Active collaboration bears fruit. “When it comes to this trend, credit should also be given to the rescue authorities”, says Mr Antero Peltomaa from Kiwa Inspecta, representing the Fire Prevention Technology Development Group. The authorities have better taken into account the third party working group’s reports of serious shortcomings, and demanded that the owners of extinguishing systems promptly engage in corrective action.

There is still plenty to be done – for instance the periodic inspections of fire alarms have revealed challenges in updating the systems and making them mutually compatible. The third-party working groups have found implementations having inadequate certificates and documentation when fire detection system (FDS) control panels have been replaced or updated. Inspections carried out by neutral third parties should be the norm when replacing and introducing FDS control panels. Still, first and foremost, the installation and service companies operating in this field should draw attention to this problem and improve quality assurance. This could help minimise such future problems in association with FDS control panel replacements which, to an extent, can now be inferred from the statistics.

“The customer’s own active engagement is also paramount in quality assurance, so that shortcomings are detected through regular maintenance and inspections. Detected shortcomings must be reacted to immediately, rather than passively waiting for the next periodic inspection. Fire prevention technology, in essence, entails continuity management as well as protecting lives and property”, says Mr Lauri Lehto, Safety and Security Advisor at the Finnish National Rescue Association and Fire Prevention Technology Development Group.

Transition year for the new ST1 guidelines

The new ST1 guidelines for design, installation, and maintenance of fire detection systems were updated and introduced in 2019, and will be implemented in 2020. Likewise, the European Standards CEN/TS 54-14:2018en on the same topic have been updated. The fire safety branch has been waiting for reviewed decrees on fire detection systems but, unfortunately, it seems that the present Coronavirus situation will also delay these statutes and so the need for an updated decree still exists. In this situation, third-party inspectors and rescue authorities have been called upon to interpret the guidelines vis-à-vis the enactments.
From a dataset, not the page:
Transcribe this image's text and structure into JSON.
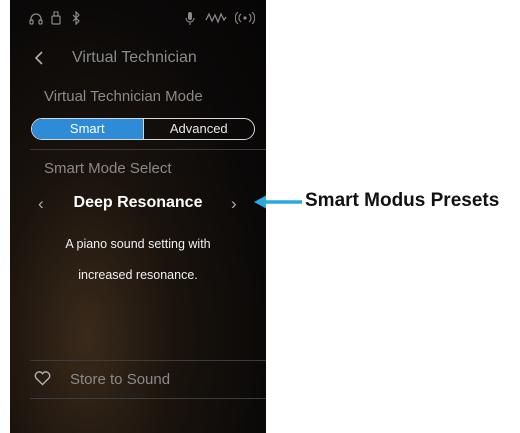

In 2019 there were more and more such inspections, especially periodic inspections, in which the detected shortcomings recorded in inspection documents greatly differ from earlier observations. Consequently, in 2018 the third-party working groups for interpreting standards and instructions organised joint meetings among the groups. The goal of these meetings is to harmonise inspection practices among the third-party working groups. The group for interpreting instructions also participates in these meetings.

More information regarding this group’s materials can be found here (in Finnish).

Fire Prevention Technology Development Group

The Fire Prevention Technology Development Group is a group of experts whose shared goal is to advance safety and to develop the service and maintenance, quality and technical prospects of fire prevention technology. The group is comprised of experts as well as representatives of fire prevention technology associations and fire safety organisations. The operating models published by the group are generic models intended for support and information, and people working within the field of fire prevention technology as well as other actors can find relevant information from them.